State the number of lines in the following data that contain the string "icon", and nothing else.
= Beginning of Section =
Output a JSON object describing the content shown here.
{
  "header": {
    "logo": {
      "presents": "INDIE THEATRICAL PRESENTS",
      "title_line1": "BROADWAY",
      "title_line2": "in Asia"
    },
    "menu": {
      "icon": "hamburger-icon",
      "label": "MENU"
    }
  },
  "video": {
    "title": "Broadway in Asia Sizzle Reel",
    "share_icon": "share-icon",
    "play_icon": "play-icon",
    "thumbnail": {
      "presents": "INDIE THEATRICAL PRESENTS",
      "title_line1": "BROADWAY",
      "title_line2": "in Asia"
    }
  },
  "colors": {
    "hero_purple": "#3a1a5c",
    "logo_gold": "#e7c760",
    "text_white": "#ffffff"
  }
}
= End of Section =
▶ Solution to this exercise:
3